Benefits and Considerations of using Cloud Services (High availability…
Benefits and Considerations of using Cloud Services
. Users of an application require network connectivity to the computers that run the application.
The application requires network connectivity to required back-end systems such as database servers.
Applications may also call into other applications using a network.
By moving to the cloud you gain the benefit of heavily invested infrastructure and the additional reliability that comes with it.
If something within that infrastructure fails, the cloud provider diagnoses and fixes it, often before you realise there’s a problem.
An application failure is often the result of a software bug, but it can also be caused by application design.
Cloud providers can provide you with tools to diagnose failures more easily. E.g. Application Insights by Azure.

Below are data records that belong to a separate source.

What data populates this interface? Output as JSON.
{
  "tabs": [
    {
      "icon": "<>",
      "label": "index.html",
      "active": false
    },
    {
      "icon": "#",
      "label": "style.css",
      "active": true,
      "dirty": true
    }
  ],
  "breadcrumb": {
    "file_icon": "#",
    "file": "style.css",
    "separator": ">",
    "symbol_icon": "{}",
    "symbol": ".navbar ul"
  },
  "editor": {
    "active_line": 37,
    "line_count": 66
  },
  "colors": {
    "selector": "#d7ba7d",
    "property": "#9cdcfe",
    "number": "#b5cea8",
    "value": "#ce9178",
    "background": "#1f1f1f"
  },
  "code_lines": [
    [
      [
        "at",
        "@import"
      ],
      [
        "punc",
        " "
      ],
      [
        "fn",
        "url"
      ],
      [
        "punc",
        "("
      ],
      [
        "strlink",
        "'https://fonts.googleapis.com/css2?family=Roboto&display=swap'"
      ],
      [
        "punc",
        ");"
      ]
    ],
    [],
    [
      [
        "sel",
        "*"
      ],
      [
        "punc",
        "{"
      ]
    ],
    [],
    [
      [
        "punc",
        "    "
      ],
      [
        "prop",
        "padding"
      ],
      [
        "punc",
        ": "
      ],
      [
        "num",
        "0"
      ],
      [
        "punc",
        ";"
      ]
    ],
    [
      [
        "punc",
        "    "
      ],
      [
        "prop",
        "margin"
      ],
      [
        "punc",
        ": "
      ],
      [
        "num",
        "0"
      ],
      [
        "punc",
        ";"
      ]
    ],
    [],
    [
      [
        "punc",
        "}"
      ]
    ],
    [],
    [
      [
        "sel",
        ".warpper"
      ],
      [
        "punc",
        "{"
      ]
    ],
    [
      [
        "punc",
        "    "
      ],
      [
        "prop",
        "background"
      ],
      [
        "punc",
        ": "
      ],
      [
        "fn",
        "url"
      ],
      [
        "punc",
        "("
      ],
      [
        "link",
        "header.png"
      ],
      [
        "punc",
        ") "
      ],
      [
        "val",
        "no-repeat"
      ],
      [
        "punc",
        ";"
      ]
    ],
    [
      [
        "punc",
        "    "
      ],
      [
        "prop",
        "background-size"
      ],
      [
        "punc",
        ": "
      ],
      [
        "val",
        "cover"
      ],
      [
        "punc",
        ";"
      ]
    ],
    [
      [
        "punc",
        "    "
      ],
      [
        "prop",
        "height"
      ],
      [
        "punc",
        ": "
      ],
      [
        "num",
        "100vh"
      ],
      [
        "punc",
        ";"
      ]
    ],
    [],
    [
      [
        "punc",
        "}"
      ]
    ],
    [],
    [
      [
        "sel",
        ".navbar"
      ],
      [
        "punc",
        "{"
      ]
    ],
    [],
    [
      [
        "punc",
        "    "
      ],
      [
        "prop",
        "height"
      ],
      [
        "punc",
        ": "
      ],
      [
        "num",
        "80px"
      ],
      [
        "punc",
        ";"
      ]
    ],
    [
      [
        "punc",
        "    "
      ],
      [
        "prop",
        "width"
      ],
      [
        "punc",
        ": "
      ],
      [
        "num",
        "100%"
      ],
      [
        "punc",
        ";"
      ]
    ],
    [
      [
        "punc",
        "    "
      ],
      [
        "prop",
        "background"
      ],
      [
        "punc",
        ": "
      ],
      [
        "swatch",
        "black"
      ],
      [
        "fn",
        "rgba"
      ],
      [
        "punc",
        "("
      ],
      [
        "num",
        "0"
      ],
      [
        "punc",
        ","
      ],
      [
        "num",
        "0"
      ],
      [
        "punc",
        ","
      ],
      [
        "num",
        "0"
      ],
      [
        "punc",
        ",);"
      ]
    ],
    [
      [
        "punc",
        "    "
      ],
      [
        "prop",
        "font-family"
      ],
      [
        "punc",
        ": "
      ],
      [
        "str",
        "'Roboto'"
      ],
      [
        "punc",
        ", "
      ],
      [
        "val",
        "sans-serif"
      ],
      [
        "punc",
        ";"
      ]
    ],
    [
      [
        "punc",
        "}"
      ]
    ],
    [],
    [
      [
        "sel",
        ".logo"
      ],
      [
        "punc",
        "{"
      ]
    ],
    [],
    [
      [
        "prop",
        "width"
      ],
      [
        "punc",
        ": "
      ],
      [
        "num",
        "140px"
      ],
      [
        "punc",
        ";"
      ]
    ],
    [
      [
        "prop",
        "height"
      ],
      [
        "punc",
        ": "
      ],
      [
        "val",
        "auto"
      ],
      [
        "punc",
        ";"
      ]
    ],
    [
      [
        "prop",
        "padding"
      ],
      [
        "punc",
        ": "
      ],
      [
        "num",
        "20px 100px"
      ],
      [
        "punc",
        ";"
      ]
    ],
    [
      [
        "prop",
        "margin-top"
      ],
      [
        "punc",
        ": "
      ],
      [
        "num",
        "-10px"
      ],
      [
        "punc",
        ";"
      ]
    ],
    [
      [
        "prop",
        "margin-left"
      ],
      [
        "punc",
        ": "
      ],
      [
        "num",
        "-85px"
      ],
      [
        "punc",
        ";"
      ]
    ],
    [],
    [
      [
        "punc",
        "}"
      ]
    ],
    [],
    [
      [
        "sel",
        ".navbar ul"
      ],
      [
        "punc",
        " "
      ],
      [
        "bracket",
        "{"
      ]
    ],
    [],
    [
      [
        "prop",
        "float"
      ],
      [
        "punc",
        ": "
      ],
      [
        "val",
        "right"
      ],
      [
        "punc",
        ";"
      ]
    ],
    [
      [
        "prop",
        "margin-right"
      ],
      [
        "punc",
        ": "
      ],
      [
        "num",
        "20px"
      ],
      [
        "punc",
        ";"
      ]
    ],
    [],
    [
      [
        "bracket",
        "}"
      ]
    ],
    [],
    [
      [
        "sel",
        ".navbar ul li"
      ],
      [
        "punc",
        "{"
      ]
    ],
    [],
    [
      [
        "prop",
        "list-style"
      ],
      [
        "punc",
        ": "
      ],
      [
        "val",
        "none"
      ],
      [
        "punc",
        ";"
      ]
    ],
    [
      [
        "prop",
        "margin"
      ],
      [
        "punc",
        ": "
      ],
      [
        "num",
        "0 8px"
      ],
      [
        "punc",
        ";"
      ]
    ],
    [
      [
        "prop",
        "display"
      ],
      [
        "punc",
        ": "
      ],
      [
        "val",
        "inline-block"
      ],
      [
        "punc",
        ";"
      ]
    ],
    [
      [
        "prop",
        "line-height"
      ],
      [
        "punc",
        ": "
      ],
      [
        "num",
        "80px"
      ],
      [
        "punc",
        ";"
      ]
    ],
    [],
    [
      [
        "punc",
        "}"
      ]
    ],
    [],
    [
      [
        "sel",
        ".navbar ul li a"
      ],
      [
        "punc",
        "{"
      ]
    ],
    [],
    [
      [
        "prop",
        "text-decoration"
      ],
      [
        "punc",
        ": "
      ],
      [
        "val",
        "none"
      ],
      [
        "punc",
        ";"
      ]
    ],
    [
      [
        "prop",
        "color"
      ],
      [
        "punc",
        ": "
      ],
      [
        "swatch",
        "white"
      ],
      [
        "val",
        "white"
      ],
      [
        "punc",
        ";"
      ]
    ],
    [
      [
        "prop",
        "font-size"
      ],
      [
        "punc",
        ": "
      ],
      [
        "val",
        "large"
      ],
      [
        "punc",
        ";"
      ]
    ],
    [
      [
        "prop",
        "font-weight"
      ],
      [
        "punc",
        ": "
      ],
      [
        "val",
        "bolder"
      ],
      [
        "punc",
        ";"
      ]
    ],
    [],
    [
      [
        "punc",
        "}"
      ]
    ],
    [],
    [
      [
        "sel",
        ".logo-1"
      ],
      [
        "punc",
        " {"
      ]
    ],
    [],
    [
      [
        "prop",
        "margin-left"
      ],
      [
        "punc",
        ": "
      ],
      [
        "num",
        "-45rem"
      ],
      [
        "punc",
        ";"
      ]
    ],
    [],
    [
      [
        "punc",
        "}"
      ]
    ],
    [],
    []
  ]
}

You can often test new versions of an application in a protected environment without impact to real users.
When you’re ready to move actual users to a new version, you can often move a small number of users first to ensure things are working correctly and roll back the version if necessary.
A system outage occurs when the computer running a system becomes unavailable.
In the on-premises world, that computer might be a server running a database or another part of the application. In the cloud, these systems run inside of virtual machines, or VMs.
If your cloud provider maintains your VMs, the cloud provider will constantly monitor the health of VMs and will have systems in place to recover an unhealthy VM.
Reliable electricity is critical to availability. Even a quick power flicker can cause computers to reboot and systems to restart. When that happens, your application is unavailable until all systems are restored.
Cloud providers invest heavily in battery-operated power backup and other redundant systems in order to prevent availability problems caused by power outages.
In a situation where a large geographic area is impacted by a power outage, cloud providers offer you the ability to run your application from another region that isn’t impacted.
Problems with a reliant system
Your application may use systems that aren’t in the cloud or that are hosted by a different cloud provider. If those systems fail, you may lose availability.
Scalability, elasticity and agility
The best way to minimize cost is to use only the resources necessary for your purposes. The challenge is that resource needs can change often and quickly.
Depending on the usage pattern, you might want to add additional computing resources on certain days or during certain times.
There are two variations of scaling: horizonal scaling (often referred to as scaling out) and vertical scaling (often referred to as scaling up).
When you scale out, you add additional VMs for your application. Each VM you add is identical to other VMs servicing your application. Scaling out provides additional resources to handle additional load.
When you scale up, you move to a new VM with additional resources. For example, you may determine that you need a more powerful CPU and more memory for your application.
You can scale automatically based on things like CPU usage and memory usage. The concept of automatically scaling is referred to as elasticity. In Azure, you can scale automatically by configuring Auto-Scale.
One of major benefits of the cloud is that it allows you to quickly scale. For example, if you are running a web application in Azure and you determine that you need two more VMs for your application, you can scale out to three VMs in seconds.
Fault tolerance and disaster recovery
Cloud providers implement systems that monitor the health of cloud resources and take action when a resource is determined to be unhealthy.
Cloud providers design their infrastructure to be fault tolerant. For example, if you have an application running on two VMs in Azure, Microsoft ensures that those two VMs are allocated within the infrastructure so that they are unlikely to be impacted by system failures.
Disaster recovery not only means having reliable backups of important data, but it also means that the cloud infrastructure can replicate your application’s resources in an unaffected region so that your data is safe and your application availability isn’t impacted.
Disaster recovery plans are commonly referred to as Business Continuity and Disaster Recovery (BCDR) plans, and most cloud providers have services that can help you develop and implement a plan that works for your needs.
Businesses need money for day-to-day operations, and when you have large amounts of money tied up in capital expenses, it can dramatically reduce the amount of money you can put toward your daily operations.
When a business purchases computer hardware, it will typically keep that hardware in service until the return on that investment is realized. In the fast-evolving environment of computers, that can mean that hardware is outdated long before it makes financial sense to replace it.
Another major drawback to this method is that it is not an agile approach. It may take months to requisition and configure new hardware, and in the era of modern IT, that approach often makes no sense.
In the on-premises model, a business purchases physical computer hardware to be used for its IT needs. Because these computers are physical assets that are intended to be used for more than one year, they are usually purchased as capital expenses.
Because you aren’t purchasing physical assets, you move your IT costs from capital expenses to operating expenses, or day-today expenses for your business. Unlike capital expenses, operating expenses are tracked on a month-by-month basis, so it’s much easier to adjust them based on need.
Cloud offer the ability to use only those computing resources you require at any time. This is typically referred to as a consumption-based model, and it’s often applied at many levels in cloud computing.
Economies of Scale
When you use cloud resources, you are using resources made available from a large pool of resources owned by the cloud provider. The cloud provider pays for these resources up-front, but because of the large scale of resources they purchase, the cost to the cloud provider is greatly reduced.
The reduction in cost that is realised when purchasing large numbers of a resource is referred to as the principle of economies of scale, and those savings are passed on to consumers of the cloud.